It seems counterintuitive to address static and lasting architecture with soft and pliable material. However, woven structures are lighter, more durable and require less material, which makes them economically viable and eco-friendly.
Woven Systems / Angry Animals
For Woven Systems, Jongeriuslab experimented with yarns, weaves, textures and weaving’s fundamental logic – the intersection of threads in a grid. The interplay of transparent and dense layers characterises this series. These continue to produce new images and contexts, depending on the viewer’s perspective. Jongerius is fascinated by weaving’s rigid nature, which she employs as a symbol to think about systems, grids, layers, and connections. Western thinking, in particular, reduces processes to categories and rules, imposing a linear logic upon a circular planet. Economy, society and environment are increasingly interdependent systems that form a great whole. The well-being of one affects the other’s vitality. Our food chains, weather systems, fashion cycles and art networks are all interconnected. Jongerius believes that systems’ design processes create meaning; but also that they can simultaneously constrict and intimidate.

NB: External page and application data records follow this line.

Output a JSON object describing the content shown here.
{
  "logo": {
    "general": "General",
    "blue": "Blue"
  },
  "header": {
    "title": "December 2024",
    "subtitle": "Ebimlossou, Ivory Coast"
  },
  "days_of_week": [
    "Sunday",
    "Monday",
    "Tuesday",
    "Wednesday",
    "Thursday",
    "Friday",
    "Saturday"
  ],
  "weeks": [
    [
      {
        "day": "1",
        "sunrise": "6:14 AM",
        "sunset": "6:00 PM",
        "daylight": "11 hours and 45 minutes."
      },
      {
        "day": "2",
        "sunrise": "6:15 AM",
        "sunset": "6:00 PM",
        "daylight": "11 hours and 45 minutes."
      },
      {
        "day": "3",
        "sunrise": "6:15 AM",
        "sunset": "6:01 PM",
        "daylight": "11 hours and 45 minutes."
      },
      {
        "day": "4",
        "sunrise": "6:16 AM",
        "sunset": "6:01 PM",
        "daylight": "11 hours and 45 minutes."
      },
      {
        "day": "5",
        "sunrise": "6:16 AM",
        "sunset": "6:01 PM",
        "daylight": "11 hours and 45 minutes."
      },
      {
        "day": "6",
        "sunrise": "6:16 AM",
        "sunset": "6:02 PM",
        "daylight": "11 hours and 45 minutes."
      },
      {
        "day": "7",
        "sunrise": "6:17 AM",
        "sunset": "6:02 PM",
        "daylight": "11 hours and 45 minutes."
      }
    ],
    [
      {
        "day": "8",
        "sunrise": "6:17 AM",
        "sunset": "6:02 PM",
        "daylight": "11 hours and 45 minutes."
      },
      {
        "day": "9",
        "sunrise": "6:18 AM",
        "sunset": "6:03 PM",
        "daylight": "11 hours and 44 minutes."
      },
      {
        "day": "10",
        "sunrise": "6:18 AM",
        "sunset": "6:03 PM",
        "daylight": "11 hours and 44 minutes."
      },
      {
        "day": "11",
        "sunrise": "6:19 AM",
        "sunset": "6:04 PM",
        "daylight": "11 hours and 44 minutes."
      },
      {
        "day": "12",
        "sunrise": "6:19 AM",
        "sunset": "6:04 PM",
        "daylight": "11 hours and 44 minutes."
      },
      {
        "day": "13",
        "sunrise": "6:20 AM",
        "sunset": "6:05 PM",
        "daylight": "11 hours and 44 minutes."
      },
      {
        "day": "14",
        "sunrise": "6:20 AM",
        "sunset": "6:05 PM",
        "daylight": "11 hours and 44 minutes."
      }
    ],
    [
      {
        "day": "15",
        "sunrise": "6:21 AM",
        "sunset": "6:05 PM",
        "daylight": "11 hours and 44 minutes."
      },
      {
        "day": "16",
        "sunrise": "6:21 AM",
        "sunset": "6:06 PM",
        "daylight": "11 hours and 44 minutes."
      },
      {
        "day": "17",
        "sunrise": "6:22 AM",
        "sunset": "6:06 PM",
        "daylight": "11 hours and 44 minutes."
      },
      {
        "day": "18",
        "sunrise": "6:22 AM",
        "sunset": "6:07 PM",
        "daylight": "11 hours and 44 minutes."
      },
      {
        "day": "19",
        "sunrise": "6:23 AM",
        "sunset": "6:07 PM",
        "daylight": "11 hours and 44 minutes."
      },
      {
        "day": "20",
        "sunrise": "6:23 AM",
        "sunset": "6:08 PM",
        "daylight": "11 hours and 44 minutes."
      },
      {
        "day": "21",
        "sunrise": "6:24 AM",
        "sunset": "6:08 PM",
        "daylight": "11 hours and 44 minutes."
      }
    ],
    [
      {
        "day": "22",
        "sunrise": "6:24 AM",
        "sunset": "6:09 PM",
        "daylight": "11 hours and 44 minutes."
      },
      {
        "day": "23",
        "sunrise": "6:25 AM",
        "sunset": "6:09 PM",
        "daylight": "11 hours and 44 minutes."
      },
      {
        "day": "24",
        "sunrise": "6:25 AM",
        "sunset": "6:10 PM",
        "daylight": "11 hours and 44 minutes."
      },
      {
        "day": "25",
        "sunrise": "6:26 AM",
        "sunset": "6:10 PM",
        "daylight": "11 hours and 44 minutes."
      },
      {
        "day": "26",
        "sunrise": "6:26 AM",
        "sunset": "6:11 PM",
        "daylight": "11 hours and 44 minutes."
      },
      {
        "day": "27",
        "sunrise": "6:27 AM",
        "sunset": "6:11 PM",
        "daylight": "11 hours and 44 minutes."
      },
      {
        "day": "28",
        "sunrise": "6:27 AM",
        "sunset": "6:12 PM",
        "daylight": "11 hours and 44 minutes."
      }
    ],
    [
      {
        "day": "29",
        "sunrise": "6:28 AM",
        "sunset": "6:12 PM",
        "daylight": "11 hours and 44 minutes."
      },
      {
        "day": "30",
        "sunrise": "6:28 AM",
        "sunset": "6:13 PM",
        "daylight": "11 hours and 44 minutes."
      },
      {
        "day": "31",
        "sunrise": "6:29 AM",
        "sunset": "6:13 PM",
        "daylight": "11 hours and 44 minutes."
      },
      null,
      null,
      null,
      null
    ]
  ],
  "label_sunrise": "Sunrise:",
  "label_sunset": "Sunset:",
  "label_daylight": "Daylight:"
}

She questions how we relate to these networks of connections that are beyond our control.
In many of her works, Jongerius engages with animals and the unequal relationship humans have established with them. She believes that dismantling the prevailing hierarchy between humans, plants, animals and objects would have a healing effect. Objects have the ability to communicate the unspeakable or inexpressible. This quality makes them silent partners that become catalysts and protagonists when activated. Many of the animals in Jongerius’ works seem friendly; they are often lifelike recreations that she combines with objects, such as a table or – in the most recent series – a vase. With the Angry Animals series, Jongerius draws attention to animals’ increasingly precarious situation and criticises their objectification.